##### RECORDS SUPPLIED #####
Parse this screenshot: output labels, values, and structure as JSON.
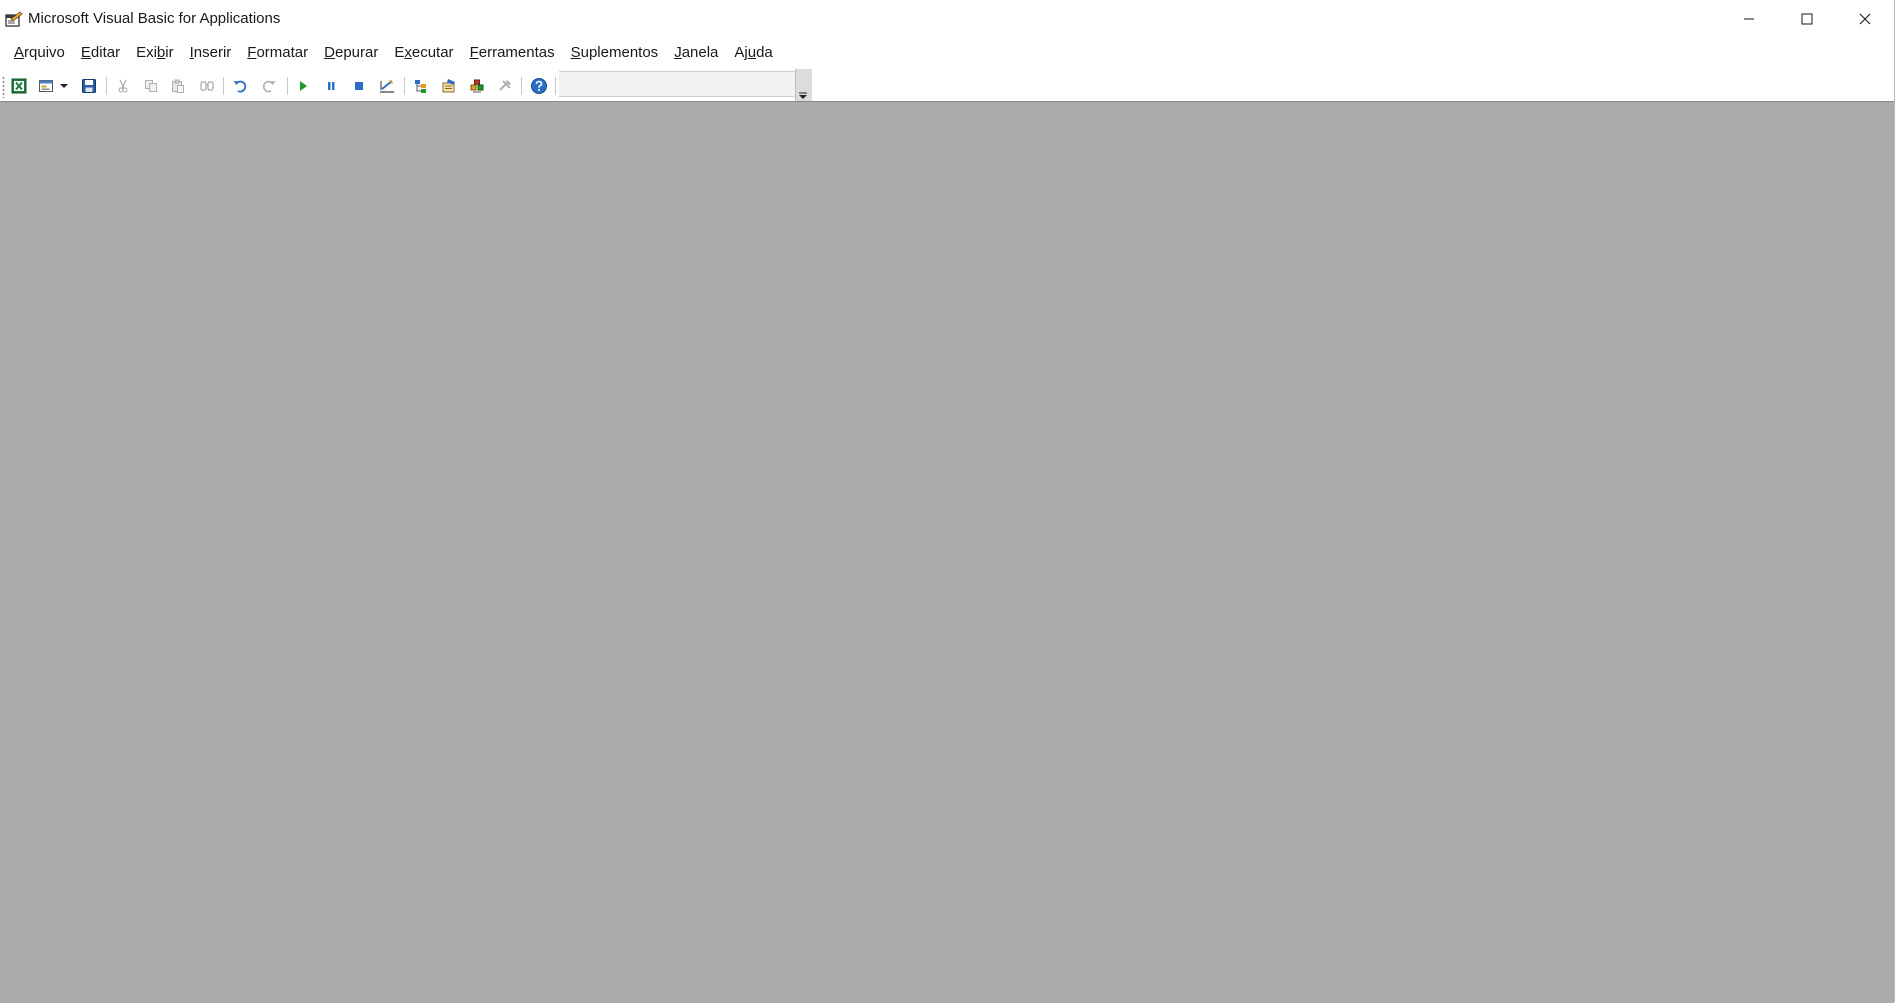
{
  "window": {
    "title": "Microsoft Visual Basic for Applications"
  },
  "menubar": {
    "items": [
      {
        "label": "Arquivo",
        "accent": "A",
        "rest": "rquivo"
      },
      {
        "label": "Editar",
        "accent": "E",
        "rest": "ditar"
      },
      {
        "label": "Exibir",
        "accent": "",
        "rest": ""
      },
      {
        "label": "Inserir",
        "accent": "I",
        "rest": "nserir"
      },
      {
        "label": "Formatar",
        "accent": "F",
        "rest": "ormatar"
      },
      {
        "label": "Depurar",
        "accent": "D",
        "rest": "epurar"
      },
      {
        "label": "Executar",
        "accent": "",
        "rest": ""
      },
      {
        "label": "Ferramentas",
        "accent": "F",
        "rest": "erramentas"
      },
      {
        "label": "Suplementos",
        "accent": "S",
        "rest": "uplementos"
      },
      {
        "label": "Janela",
        "accent": "J",
        "rest": "anela"
      },
      {
        "label": "Ajuda",
        "accent": "",
        "rest": ""
      }
    ]
  },
  "toolbar": {
    "buttons": [
      {
        "name": "view-excel",
        "icon": "excel-icon"
      },
      {
        "name": "insert-userform",
        "icon": "userform-icon"
      },
      {
        "name": "insert-dropdown",
        "icon": "chevron-down-icon"
      },
      {
        "name": "save",
        "icon": "save-icon"
      },
      {
        "name": "cut",
        "icon": "cut-icon"
      },
      {
        "name": "copy",
        "icon": "copy-icon"
      },
      {
        "name": "paste",
        "icon": "paste-icon"
      },
      {
        "name": "find",
        "icon": "find-icon"
      },
      {
        "name": "undo",
        "icon": "undo-icon"
      },
      {
        "name": "redo",
        "icon": "redo-icon"
      },
      {
        "name": "run",
        "icon": "run-icon"
      },
      {
        "name": "break",
        "icon": "pause-icon"
      },
      {
        "name": "reset",
        "icon": "stop-icon"
      },
      {
        "name": "design-mode",
        "icon": "design-mode-icon"
      },
      {
        "name": "project-explorer",
        "icon": "project-explorer-icon"
      },
      {
        "name": "properties-window",
        "icon": "properties-icon"
      },
      {
        "name": "object-browser",
        "icon": "object-browser-icon"
      },
      {
        "name": "toolbox",
        "icon": "toolbox-icon"
      },
      {
        "name": "help",
        "icon": "help-icon"
      }
    ],
    "position_text": ""
  },
  "colors": {
    "workspace": "#ababab",
    "accent_blue": "#2b6fc4",
    "run_green": "#1e9a2a"
  }
}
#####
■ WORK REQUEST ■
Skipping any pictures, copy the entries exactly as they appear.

■ SOLUTION FOR THIS EXERCISE ■
Parse this screenshot: output labels, values, and structure as JSON.
{
  "window": {
    "title": "Microsoft Visual Basic for Applications"
  },
  "menubar": {
    "items": [
      {
        "label": "Arquivo",
        "accent": "A",
        "rest": "rquivo"
      },
      {
        "label": "Editar",
        "accent": "E",
        "rest": "ditar"
      },
      {
        "label": "Exibir",
        "accent": "",
        "rest": ""
      },
      {
        "label": "Inserir",
        "accent": "I",
        "rest": "nserir"
      },
      {
        "label": "Formatar",
        "accent": "F",
        "rest": "ormatar"
      },
      {
        "label": "Depurar",
        "accent": "D",
        "rest": "epurar"
      },
      {
        "label": "Executar",
        "accent": "",
        "rest": ""
      },
      {
        "label": "Ferramentas",
        "accent": "F",
        "rest": "erramentas"
      },
      {
        "label": "Suplementos",
        "accent": "S",
        "rest": "uplementos"
      },
      {
        "label": "Janela",
        "accent": "J",
        "rest": "anela"
      },
      {
        "label": "Ajuda",
        "accent": "",
        "rest": ""
      }
    ]
  },
  "toolbar": {
    "buttons": [
      {
        "name": "view-excel",
        "icon": "excel-icon"
      },
      {
        "name": "insert-userform",
        "icon": "userform-icon"
      },
      {
        "name": "insert-dropdown",
        "icon": "chevron-down-icon"
      },
      {
        "name": "save",
        "icon": "save-icon"
      },
      {
        "name": "cut",
        "icon": "cut-icon"
      },
      {
        "name": "copy",
        "icon": "copy-icon"
      },
      {
        "name": "paste",
        "icon": "paste-icon"
      },
      {
        "name": "find",
        "icon": "find-icon"
      },
      {
        "name": "undo",
        "icon": "undo-icon"
      },
      {
        "name": "redo",
        "icon": "redo-icon"
      },
      {
        "name": "run",
        "icon": "run-icon"
      },
      {
        "name": "break",
        "icon": "pause-icon"
      },
      {
        "name": "reset",
        "icon": "stop-icon"
      },
      {
        "name": "design-mode",
        "icon": "design-mode-icon"
      },
      {
        "name": "project-explorer",
        "icon": "project-explorer-icon"
      },
      {
        "name": "properties-window",
        "icon": "properties-icon"
      },
      {
        "name": "object-browser",
        "icon": "object-browser-icon"
      },
      {
        "name": "toolbox",
        "icon": "toolbox-icon"
      },
      {
        "name": "help",
        "icon": "help-icon"
      }
    ],
    "position_text": ""
  },
  "colors": {
    "workspace": "#ababab",
    "accent_blue": "#2b6fc4",
    "run_green": "#1e9a2a"
  }
}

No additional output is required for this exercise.